One of the presidential wallhangings, this one of Jefferson, of course.  There was one for each president, up through Obama.
One of the presidential wallhangings, this one of Jefferson, of course. There was one for each president, up through Obama.
The hand quilting on Grant's wallhanging was pretty amazing.
The hand quilting on Grant’s wallhanging was pretty amazing.
My favorite quilt in the New England Quilt Museum.  It's supposed to evoke the Maine coast and succeeds amazingly.
My favorite quilt in the New England Quilt Museum. It’s supposed to evoke the Maine coast and succeeds amazingly.

Unfortunately, the Textile History Museum had closed due to lack of funding, but the rest of the neighborhood was fascinating.

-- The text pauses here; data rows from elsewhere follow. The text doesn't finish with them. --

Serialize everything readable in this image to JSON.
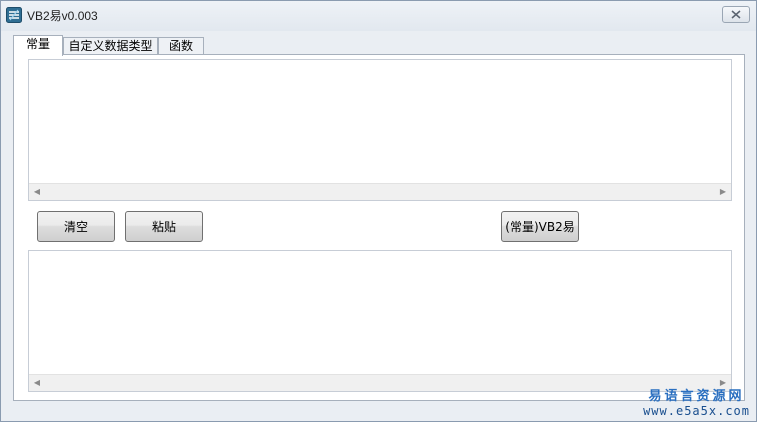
{
  "window": {
    "title": "VB2易v0.003",
    "icon": "app-icon",
    "close_icon": "close-icon"
  },
  "tabs": [
    {
      "label": "常量",
      "active": true
    },
    {
      "label": "自定义数据类型",
      "active": false
    },
    {
      "label": "函数",
      "active": false
    }
  ],
  "input_box": {
    "value": ""
  },
  "output_box": {
    "value": ""
  },
  "buttons": {
    "clear": "清空",
    "paste": "粘贴",
    "convert": "(常量)VB2易"
  },
  "watermark": {
    "cn": "易语言资源网",
    "url": "www.e5a5x.com"
  },
  "colors": {
    "window_bg": "#eaeef3",
    "watermark_blue": "#2a6fc0"
  }
}
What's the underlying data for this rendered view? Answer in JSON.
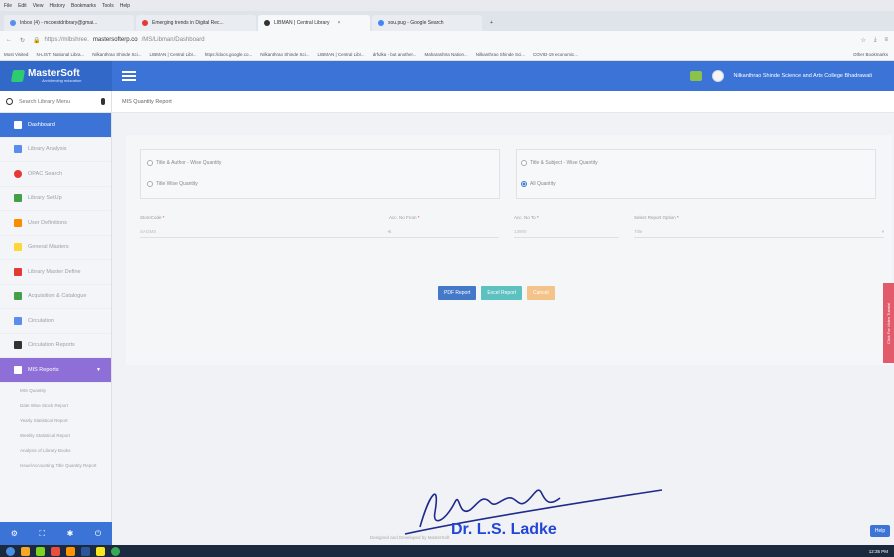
{
  "browser": {
    "menu": [
      "File",
      "Edit",
      "View",
      "History",
      "Bookmarks",
      "Tools",
      "Help"
    ],
    "tabs": [
      {
        "label": "Inbox (4) - mcoestdribrary@gmai...",
        "color": "#5b8def",
        "active": false
      },
      {
        "label": "Emerging trends in Digital Rec...",
        "color": "#e53935",
        "active": false
      },
      {
        "label": "LIBMAN | Central Library",
        "color": "#333333",
        "active": true
      },
      {
        "label": "sou.pug - Google Search",
        "color": "#4285f4",
        "active": false
      }
    ],
    "url_prefix": "https://mlbshree.",
    "url_host": "mastersofterp.co",
    "url_suffix": "/MS/Libman/Dashboard",
    "bookmarks": [
      "Most Visited",
      "N-LIST: National Libra...",
      "Nilkanthrao Shinde Sci...",
      "LIBMAN | Central Libr...",
      "https://docs.google.co...",
      "Nilkanthrao Shinde Sci...",
      "LIBMAN | Central Libr...",
      "drfulka - but another...",
      "Maharashtra Nation...",
      "Nilkanthrao Shinde Sci...",
      "COVID-19 economic..."
    ],
    "other_bookmarks": "Other Bookmarks"
  },
  "header": {
    "brand": "MasterSoft",
    "tagline": "Architecting education",
    "institution": "Nilkanthrao Shinde Science and Arts College Bhadrawati"
  },
  "sidebar": {
    "search_placeholder": "Search Library Menu",
    "items": [
      {
        "label": "Dashboard",
        "state": "active",
        "icon": "home-icon",
        "color": "#ffffff"
      },
      {
        "label": "Library Analysis",
        "state": "",
        "icon": "bar-chart-icon",
        "color": "#5b8def"
      },
      {
        "label": "OPAC Search",
        "state": "",
        "icon": "search-icon",
        "color": "#e53935"
      },
      {
        "label": "Library SetUp",
        "state": "",
        "icon": "gears-icon",
        "color": "#43a047"
      },
      {
        "label": "User Definitions",
        "state": "",
        "icon": "users-icon",
        "color": "#fb8c00"
      },
      {
        "label": "General Masters",
        "state": "",
        "icon": "pencil-icon",
        "color": "#fdd835"
      },
      {
        "label": "Library Master Define",
        "state": "",
        "icon": "group-icon",
        "color": "#e53935"
      },
      {
        "label": "Acquisition & Catalogue",
        "state": "",
        "icon": "leaf-icon",
        "color": "#43a047"
      },
      {
        "label": "Circulation",
        "state": "",
        "icon": "refresh-icon",
        "color": "#5b8def"
      },
      {
        "label": "Circulation Reports",
        "state": "",
        "icon": "book-icon",
        "color": "#333333"
      },
      {
        "label": "MIS Reports",
        "state": "open",
        "icon": "reports-icon",
        "color": "#ffffff"
      }
    ],
    "sub_items": [
      "MIS Quantity",
      "Date Wise Stock Report",
      "Yearly Statistical Report",
      "Weekly Statistical Report",
      "Analysis of Library Books",
      "Issue/Accounting Title Quantity Report"
    ]
  },
  "main": {
    "breadcrumb": "MIS Quantity Report",
    "radios": [
      {
        "label": "Title & Author - Wise Quantity",
        "checked": false
      },
      {
        "label": "Title Wise Quantity",
        "checked": false
      },
      {
        "label": "Title & Subject - Wise Quantity",
        "checked": false
      },
      {
        "label": "All Quantity",
        "checked": true
      }
    ],
    "fields": [
      {
        "label": "StoreCode",
        "value": "SAGMS"
      },
      {
        "label": "Acc. No From",
        "value": "1"
      },
      {
        "label": "Acc. No To",
        "value": "13900"
      },
      {
        "label": "Select Report Option",
        "value": "Title"
      }
    ],
    "buttons": {
      "pdf": "PDF Report",
      "excel": "Excel Report",
      "cancel": "Cancel"
    }
  },
  "side_tab": "Click For Video Tutorial",
  "help": "Help",
  "footer_note": "Designed and Developed by MasterSoft",
  "signature_name": "Dr. L.S. Ladke",
  "clock": "12:35 PM"
}
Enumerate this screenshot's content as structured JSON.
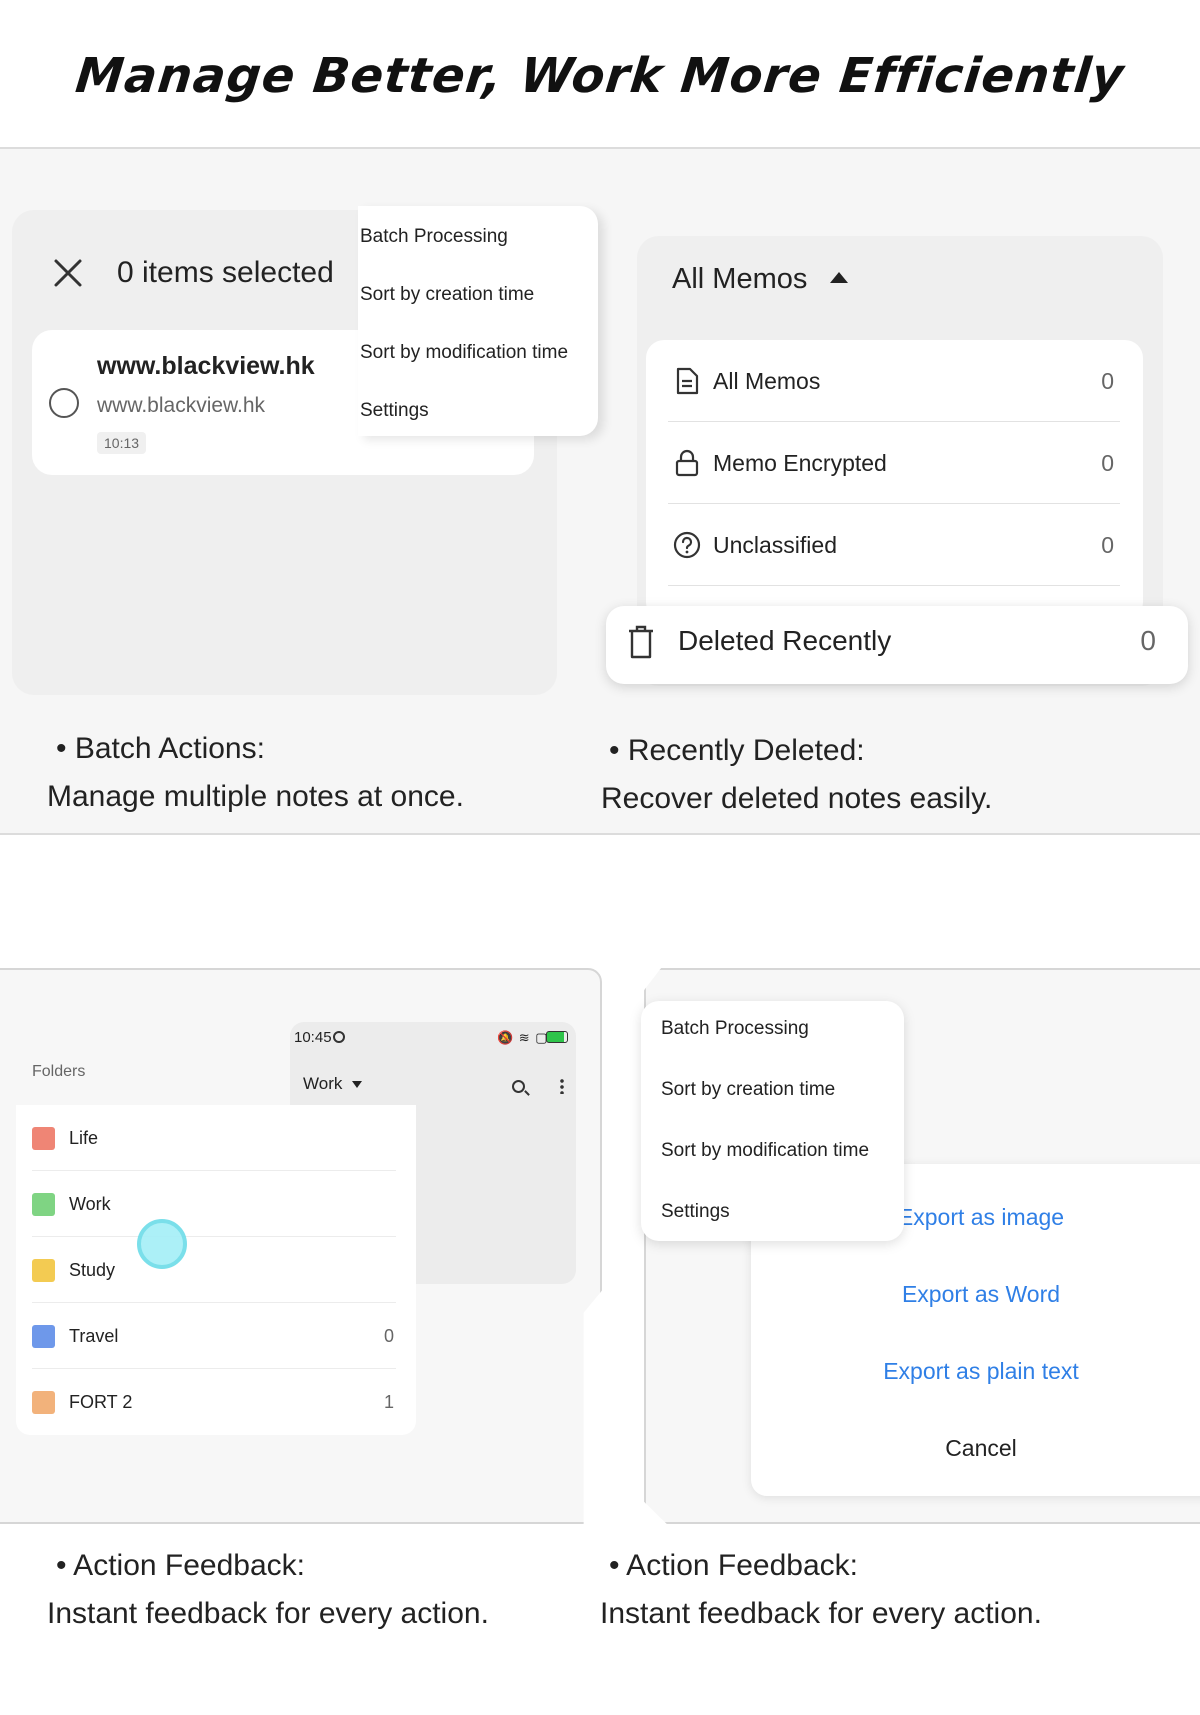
{
  "headline": "Manage Better, Work More Efficiently",
  "batch_panel": {
    "selected_text": "0 items selected",
    "note": {
      "title": "www.blackview.hk",
      "subtitle": "www.blackview.hk",
      "time": "10:13"
    },
    "menu": [
      "Batch Processing",
      "Sort by creation time",
      "Sort by modification time",
      "Settings"
    ]
  },
  "memos_panel": {
    "title": "All Memos",
    "rows": [
      {
        "label": "All Memos",
        "count": "0",
        "icon": "document-icon"
      },
      {
        "label": "Memo Encrypted",
        "count": "0",
        "icon": "lock-icon"
      },
      {
        "label": "Unclassified",
        "count": "0",
        "icon": "question-circle-icon"
      }
    ],
    "deleted": {
      "label": "Deleted Recently",
      "count": "0",
      "icon": "trash-icon"
    }
  },
  "captions": {
    "top_left": {
      "heading": "• Batch Actions:",
      "body": "Manage multiple notes at once."
    },
    "top_right": {
      "heading": "• Recently Deleted:",
      "body": "Recover deleted notes easily."
    },
    "bottom_left": {
      "heading": "• Action Feedback:",
      "body": "Instant feedback for every action."
    },
    "bottom_right": {
      "heading": "• Action Feedback:",
      "body": "Instant feedback for every action."
    }
  },
  "folders_panel": {
    "status_time": "10:45",
    "current_folder": "Work",
    "folders_label": "Folders",
    "folders": [
      {
        "label": "Life",
        "count": "",
        "color": "#ef8575"
      },
      {
        "label": "Work",
        "count": "",
        "color": "#7fd483"
      },
      {
        "label": "Study",
        "count": "",
        "color": "#f3cb52"
      },
      {
        "label": "Travel",
        "count": "0",
        "color": "#6e98ea"
      },
      {
        "label": "FORT 2",
        "count": "1",
        "color": "#f2b27b"
      }
    ]
  },
  "export_panel": {
    "menu": [
      "Batch Processing",
      "Sort by creation time",
      "Sort by modification time",
      "Settings"
    ],
    "options": [
      "Export as image",
      "Export as Word",
      "Export as plain text"
    ],
    "cancel": "Cancel"
  },
  "colors": {
    "accent_blue": "#2f7fe6",
    "touch_indicator": "#6fdde9"
  }
}
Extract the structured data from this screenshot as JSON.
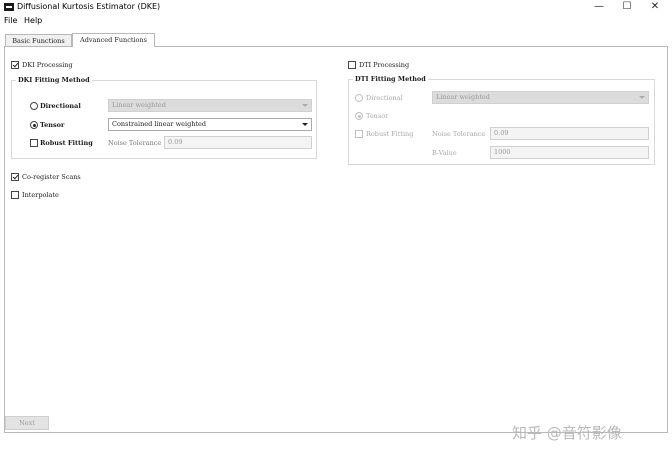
{
  "window": {
    "title": "Diffusional Kurtosis Estimator (DKE)",
    "minimize_glyph": "—",
    "maximize_glyph": "☐",
    "close_glyph": "✕"
  },
  "menu": {
    "items": [
      "File",
      "Help"
    ]
  },
  "tabs": [
    {
      "label": "Basic Functions",
      "active": false
    },
    {
      "label": "Advanced Functions",
      "active": true
    }
  ],
  "dki": {
    "processing_label": "DKI Processing",
    "processing_checked": true,
    "group_title": "DKI Fitting Method",
    "directional_label": "Directional",
    "directional_value": "Linear weighted",
    "tensor_label": "Tensor",
    "tensor_value": "Constrained linear weighted",
    "selected_method": "Tensor",
    "robust_label": "Robust Fitting",
    "robust_checked": false,
    "noise_label": "Noise Tolerance",
    "noise_value": "0.09"
  },
  "dti": {
    "processing_label": "DTI Processing",
    "processing_checked": false,
    "group_title": "DTI Fitting Method",
    "directional_label": "Directional",
    "directional_value": "Linear weighted",
    "tensor_label": "Tensor",
    "selected_method": "Tensor",
    "robust_label": "Robust Fitting",
    "robust_checked": false,
    "noise_label": "Noise Tolerance",
    "noise_value": "0.09",
    "bvalue_label": "B-Value",
    "bvalue_value": "1000"
  },
  "options": {
    "coregister_label": "Co-register Scans",
    "coregister_checked": true,
    "interpolate_label": "Interpolate",
    "interpolate_checked": false
  },
  "footer": {
    "next_label": "Next"
  },
  "watermark": "知乎 @音符影像"
}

This evening I met Ann, another listee, and her husband Ben for dinner at a little place called the Eggroll Café in Lowell.  It wasn’t easy to find – Lowell does not appear to believe in street signs – but the food was good and the company was fun.  I enjoyed myself very much, and when it was time to go, Ann rode with me to my motel (no campgrounds nearby and I didn’t want to go searching for one in the dark) to help me get back out of Lowell, and Ben picked her up there.

Tomorrow I get to have lunch with my copy editor (who lives in Dover, New Hampshire), and then it’s on to Maine!